Gelf Magazine - Looking over the overlooked

Sports

February 14, 2005

Don't Dis Jackson; Reggie White, Karaite

Considering today's SportsCenter: disrespect and secret scripture vaults.

Carl Bialik

Two noteworthy moments from this morning's SportsCenter:

1. ESPN analyst Mark Jackson (notable in the aftermath of the Pistons-Pacers brawl for his staunch defense of Ron Artest and for the primacy of "respect" as a factor in adult-male motivation) showed again what's foremost on his mind. Asked by anchor Steve Berthiaume if LeBron James is better than Kobe Bryant, Jackson said, "That's not fair to Kobe Bryant." Next question: Will the Cavaliers win their division? "Let's not disrespect" the Detroit Pistons. Berthiaume, not missing a beat, responds, "No disrespecting, please."

Even questions connote disrespect to the guy. Jackson must have had a bad experience with disrespect as a child.

2. A feature on former NFL defensive end Reggie White, in keeping with the network's coverage of White's death in December, bordered on the hagiographic. No mention of his antigay comments (Outsports.com's Cyd Zeigler Jr. went far further than Gelf would, in a piece entitled "Not So Sad Reggie White is Dead") nor his attempts at good works that went sour (Milwaukee Journal-Sentinel reporter Alan J. Borsuk covered this well). White was a complex man with many admirable traits and some bad ones, which apparently doesn't make for good TV. Nor do hokey background chant music and the saccharine Andrea Kremer, yet these, too, are fixtures of ESPN features. The piece ended with a shot of White's widow crying.

But in this instance, all is excusable because the feature focused on fascinating aspects of White's final years.

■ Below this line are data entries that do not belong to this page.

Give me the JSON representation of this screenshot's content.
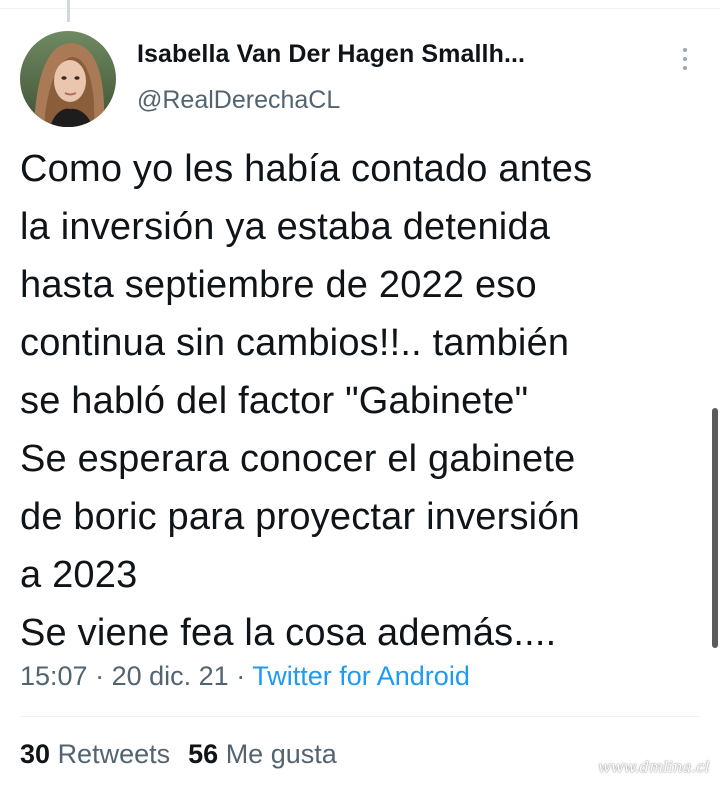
{
  "tweet": {
    "author": {
      "name": "Isabella Van Der Hagen Smallh...",
      "handle": "@RealDerechaCL"
    },
    "text": "Como yo les había contado antes\nla inversión ya estaba detenida\nhasta septiembre de 2022  eso\ncontinua sin cambios!!.. también\nse habló del factor \"Gabinete\"\nSe esperara conocer el gabinete\nde boric para proyectar inversión\na 2023\nSe viene fea la cosa además....",
    "time": "15:07",
    "date": "20 dic. 21",
    "separator": "·",
    "source": "Twitter for Android",
    "stats": {
      "retweets_count": "30",
      "retweets_label": "Retweets",
      "likes_count": "56",
      "likes_label": "Me gusta"
    }
  },
  "icons": {
    "more_menu": "vertical-dots-icon"
  },
  "watermark": "www.dmlina.cl",
  "colors": {
    "text_primary": "#0f1419",
    "text_secondary": "#536471",
    "link": "#1d9bf0",
    "divider": "#eff3f4"
  }
}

The minister turned increasingly sour on conventional church practices after retirement from football—according to ESPN, White never attended church after 2000—and turned to the original scripture for guidance. In 2003, White went to Israel to meet Karaite scholar Nehemia Gordon and afterwards he studied Hebrew with him by phone twice a week, for two hours; and did much studying on his own. (The ESPN report may have been inspired, so to speak, by a channel called Shy Angel, which aired an exclusive interview with White recently.)

It's not surprising that White turned to a Karaite scholar, since Karaites—literally, "People of the Scripture"—reject post-Biblical interpretation. As indicated on his site, Gordon is highly critical of modern Christianity: "Yeshua's teachings, which supposedly form the basis for Western Christianity, are now filtered through 2000 years of traditions born in ignorance of the land, language, and culture of the Bible." That may be why White's widow told Kremer that Reggie was accused of forsaking Christianity in his final years.

Gelf will endeavor to follow up this story by interviewing Dr. Gordon about his beliefs and his time with White. We'll also ask Gordon what White's widow meant when she told Kremer (in response to a question about an experience White told Kremer he'd had in Israel that was "even better than the Super Bowl"): "He got to see the original Hebrew scriptures, the archives. He got into this vault that nobody, nobody could get into." Gelf never knew such a vault existed.

Carl Bialik

Carl Bialik, a co-founder of Gelf, is a writer for FiveThirtyEight.







Post a comment

Comment Rules

The following HTML is allowed in comments:
Bold: <b>Text</b>
Italic: <i>Text</i>
Link:
<a href="URL">Text</a>

Comments


Article by Carl Bialik

Carl Bialik, a co-founder of Gelf, is a writer for FiveThirtyEight.

Learn more about this author






Newsletter

Hate to miss out? Enter your email for occasional Gelf news flashes.

Merch

Gelf t-shirt

The picture is on the front of the shirt, the words are on the back. You can be in between.